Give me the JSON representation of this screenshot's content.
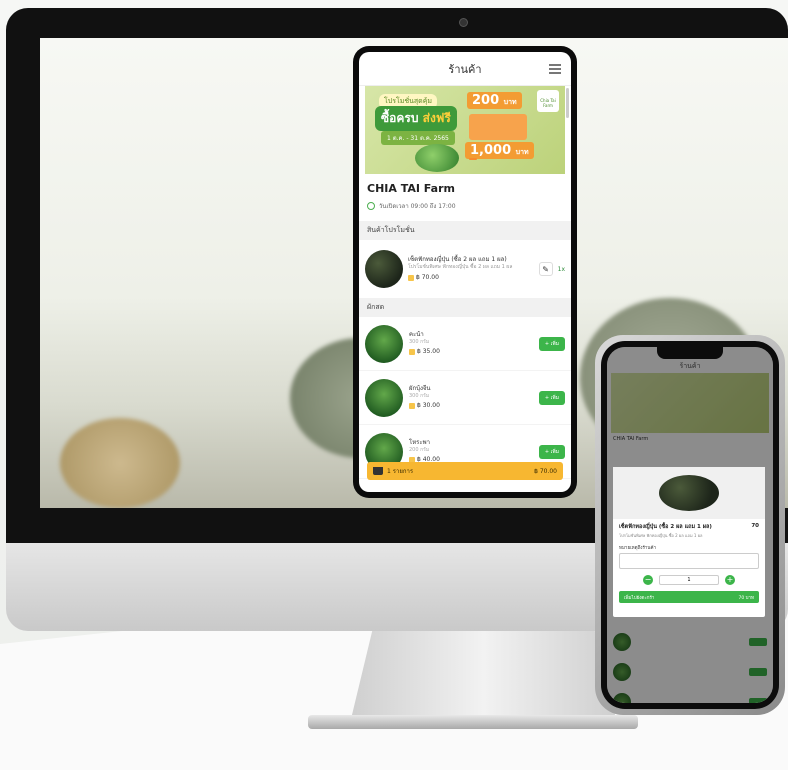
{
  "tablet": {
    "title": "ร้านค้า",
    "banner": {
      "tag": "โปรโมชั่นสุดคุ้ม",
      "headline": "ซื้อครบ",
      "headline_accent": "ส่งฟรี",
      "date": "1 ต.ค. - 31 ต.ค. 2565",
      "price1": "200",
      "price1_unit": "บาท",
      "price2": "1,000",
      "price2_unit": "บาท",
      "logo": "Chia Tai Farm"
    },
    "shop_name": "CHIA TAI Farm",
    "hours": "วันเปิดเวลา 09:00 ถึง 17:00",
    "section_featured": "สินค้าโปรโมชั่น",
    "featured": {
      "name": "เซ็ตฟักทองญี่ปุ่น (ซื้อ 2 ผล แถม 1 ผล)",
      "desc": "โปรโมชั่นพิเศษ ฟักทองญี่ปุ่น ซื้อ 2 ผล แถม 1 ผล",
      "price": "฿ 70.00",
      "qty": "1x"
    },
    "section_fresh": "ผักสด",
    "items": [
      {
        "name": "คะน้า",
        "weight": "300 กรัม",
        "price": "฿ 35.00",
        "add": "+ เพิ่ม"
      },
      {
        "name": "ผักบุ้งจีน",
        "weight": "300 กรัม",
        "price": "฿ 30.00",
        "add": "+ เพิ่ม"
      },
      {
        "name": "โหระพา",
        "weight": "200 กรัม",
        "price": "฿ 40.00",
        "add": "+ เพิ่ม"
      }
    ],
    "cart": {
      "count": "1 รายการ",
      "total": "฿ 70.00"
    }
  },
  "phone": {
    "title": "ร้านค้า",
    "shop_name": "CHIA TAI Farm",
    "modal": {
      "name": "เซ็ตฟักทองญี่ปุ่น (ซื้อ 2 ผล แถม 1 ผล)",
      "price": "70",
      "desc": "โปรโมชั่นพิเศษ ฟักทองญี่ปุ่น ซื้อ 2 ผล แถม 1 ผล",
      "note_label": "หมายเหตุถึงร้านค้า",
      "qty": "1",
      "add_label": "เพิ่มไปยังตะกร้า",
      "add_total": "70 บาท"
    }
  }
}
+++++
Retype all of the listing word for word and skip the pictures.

## Task response
Give me the JSON representation of this screenshot's content.
{
  "tablet": {
    "title": "ร้านค้า",
    "banner": {
      "tag": "โปรโมชั่นสุดคุ้ม",
      "headline": "ซื้อครบ",
      "headline_accent": "ส่งฟรี",
      "date": "1 ต.ค. - 31 ต.ค. 2565",
      "price1": "200",
      "price1_unit": "บาท",
      "price2": "1,000",
      "price2_unit": "บาท",
      "logo": "Chia Tai Farm"
    },
    "shop_name": "CHIA TAI Farm",
    "hours": "วันเปิดเวลา 09:00 ถึง 17:00",
    "section_featured": "สินค้าโปรโมชั่น",
    "featured": {
      "name": "เซ็ตฟักทองญี่ปุ่น (ซื้อ 2 ผล แถม 1 ผล)",
      "desc": "โปรโมชั่นพิเศษ ฟักทองญี่ปุ่น ซื้อ 2 ผล แถม 1 ผล",
      "price": "฿ 70.00",
      "qty": "1x"
    },
    "section_fresh": "ผักสด",
    "items": [
      {
        "name": "คะน้า",
        "weight": "300 กรัม",
        "price": "฿ 35.00",
        "add": "+ เพิ่ม"
      },
      {
        "name": "ผักบุ้งจีน",
        "weight": "300 กรัม",
        "price": "฿ 30.00",
        "add": "+ เพิ่ม"
      },
      {
        "name": "โหระพา",
        "weight": "200 กรัม",
        "price": "฿ 40.00",
        "add": "+ เพิ่ม"
      }
    ],
    "cart": {
      "count": "1 รายการ",
      "total": "฿ 70.00"
    }
  },
  "phone": {
    "title": "ร้านค้า",
    "shop_name": "CHIA TAI Farm",
    "modal": {
      "name": "เซ็ตฟักทองญี่ปุ่น (ซื้อ 2 ผล แถม 1 ผล)",
      "price": "70",
      "desc": "โปรโมชั่นพิเศษ ฟักทองญี่ปุ่น ซื้อ 2 ผล แถม 1 ผล",
      "note_label": "หมายเหตุถึงร้านค้า",
      "qty": "1",
      "add_label": "เพิ่มไปยังตะกร้า",
      "add_total": "70 บาท"
    }
  }
}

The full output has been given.